I woke up confused, how would I talk with my students about the “incident”, should I even talk about it? I drove to school, in the depressing rain, leaning towards addressing a situation which I could not explain nor understand!! Nobody prepared me for this!!
I arrived at school shortly before 7 and because of the rain, my classroom was pitch dark when I opened the door. My lights, which are motion sensored, did not come on. I got the chills and my eyes filled with tears, which gently streamed down my cheeks!! Nobody prepared me for this!!
I stood in the hall to greet the students, and as they approached our classroom I wondered if they knew, how much did they know and still I wasn’t certain how I should proceed. That is until I heard one student ask another, “Were you scared to come to school today? Do you ever come to school and think we might die? Because that’s what happened in Texas yesterday and it could happen here, too!!” That confirmed my thinking, I would need to facilitate a discussion about what happened in Texas and why we all (students and adults) should feel safe coming to school!! Nobody prepared me for this!
What ensued was an hour discussion of questions, concerns, wonderings, problem solving, tears and love…lots of love!!
A classroom of love is what I prepare for everyday!!
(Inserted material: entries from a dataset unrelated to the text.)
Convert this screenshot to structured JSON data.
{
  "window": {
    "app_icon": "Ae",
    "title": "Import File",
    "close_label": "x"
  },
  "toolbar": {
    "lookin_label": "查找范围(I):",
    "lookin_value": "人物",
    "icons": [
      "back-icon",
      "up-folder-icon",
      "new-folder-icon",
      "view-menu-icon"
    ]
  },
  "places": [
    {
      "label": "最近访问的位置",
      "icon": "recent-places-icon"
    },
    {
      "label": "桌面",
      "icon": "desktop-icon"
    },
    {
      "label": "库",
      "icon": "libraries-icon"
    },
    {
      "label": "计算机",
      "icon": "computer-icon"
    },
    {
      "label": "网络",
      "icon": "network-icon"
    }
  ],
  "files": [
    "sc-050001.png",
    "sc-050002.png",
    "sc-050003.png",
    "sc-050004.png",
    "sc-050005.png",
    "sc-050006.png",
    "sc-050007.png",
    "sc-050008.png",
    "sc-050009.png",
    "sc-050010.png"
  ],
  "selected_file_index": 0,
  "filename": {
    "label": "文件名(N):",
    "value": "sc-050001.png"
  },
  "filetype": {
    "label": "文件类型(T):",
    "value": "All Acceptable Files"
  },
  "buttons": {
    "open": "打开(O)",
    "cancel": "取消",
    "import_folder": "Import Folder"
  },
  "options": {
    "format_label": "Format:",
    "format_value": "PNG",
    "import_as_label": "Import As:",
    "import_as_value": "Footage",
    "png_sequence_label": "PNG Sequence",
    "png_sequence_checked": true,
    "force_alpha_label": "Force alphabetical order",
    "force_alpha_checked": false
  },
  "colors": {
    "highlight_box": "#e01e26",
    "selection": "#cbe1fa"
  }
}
If only each of us would prepare for a world of love everyday. Thank you so much for sharing this. What a teacher! What a human being!